Problem description -
Would you return every entry below exactly as written, without its images?

App and web page records:
========================
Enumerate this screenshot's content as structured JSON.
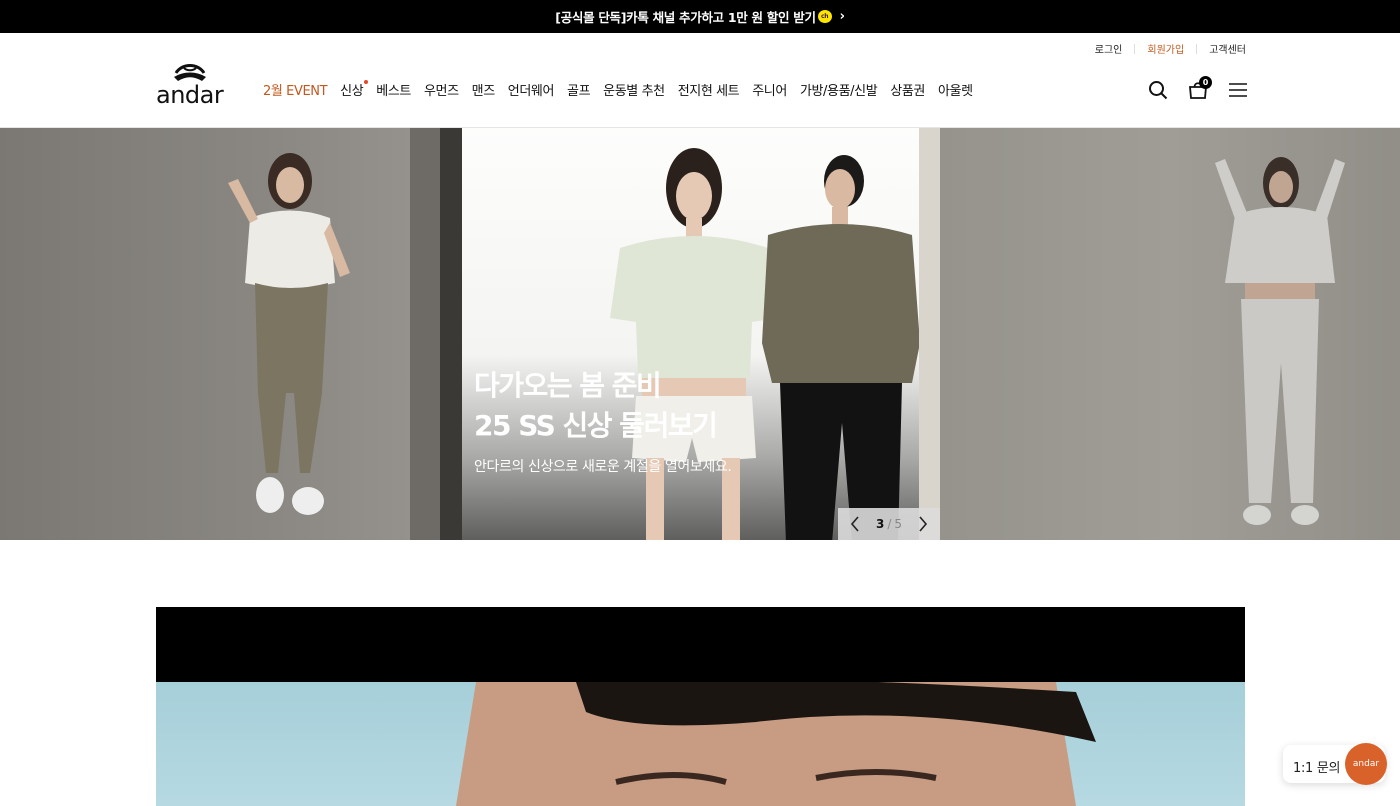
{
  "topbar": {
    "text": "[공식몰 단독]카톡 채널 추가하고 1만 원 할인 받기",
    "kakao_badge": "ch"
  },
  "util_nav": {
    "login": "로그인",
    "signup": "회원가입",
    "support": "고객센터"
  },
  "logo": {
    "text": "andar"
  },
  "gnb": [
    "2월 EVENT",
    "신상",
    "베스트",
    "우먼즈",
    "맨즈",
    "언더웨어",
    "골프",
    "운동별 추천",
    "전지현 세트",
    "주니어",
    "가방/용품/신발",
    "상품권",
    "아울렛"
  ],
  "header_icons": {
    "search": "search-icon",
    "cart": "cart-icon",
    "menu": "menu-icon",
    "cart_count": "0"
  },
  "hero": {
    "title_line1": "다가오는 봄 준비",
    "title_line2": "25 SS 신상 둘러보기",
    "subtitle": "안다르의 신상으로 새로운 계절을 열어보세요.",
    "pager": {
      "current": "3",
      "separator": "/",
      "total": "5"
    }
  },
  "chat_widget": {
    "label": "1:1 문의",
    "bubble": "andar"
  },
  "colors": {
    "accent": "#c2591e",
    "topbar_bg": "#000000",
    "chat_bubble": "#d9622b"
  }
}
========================
Written answer -
Enumerate this screenshot's content as structured JSON.
{
  "topbar": {
    "text": "[공식몰 단독]카톡 채널 추가하고 1만 원 할인 받기",
    "kakao_badge": "ch"
  },
  "util_nav": {
    "login": "로그인",
    "signup": "회원가입",
    "support": "고객센터"
  },
  "logo": {
    "text": "andar"
  },
  "gnb": [
    "2월 EVENT",
    "신상",
    "베스트",
    "우먼즈",
    "맨즈",
    "언더웨어",
    "골프",
    "운동별 추천",
    "전지현 세트",
    "주니어",
    "가방/용품/신발",
    "상품권",
    "아울렛"
  ],
  "header_icons": {
    "search": "search-icon",
    "cart": "cart-icon",
    "menu": "menu-icon",
    "cart_count": "0"
  },
  "hero": {
    "title_line1": "다가오는 봄 준비",
    "title_line2": "25 SS 신상 둘러보기",
    "subtitle": "안다르의 신상으로 새로운 계절을 열어보세요.",
    "pager": {
      "current": "3",
      "separator": "/",
      "total": "5"
    }
  },
  "chat_widget": {
    "label": "1:1 문의",
    "bubble": "andar"
  },
  "colors": {
    "accent": "#c2591e",
    "topbar_bg": "#000000",
    "chat_bubble": "#d9622b"
  }
}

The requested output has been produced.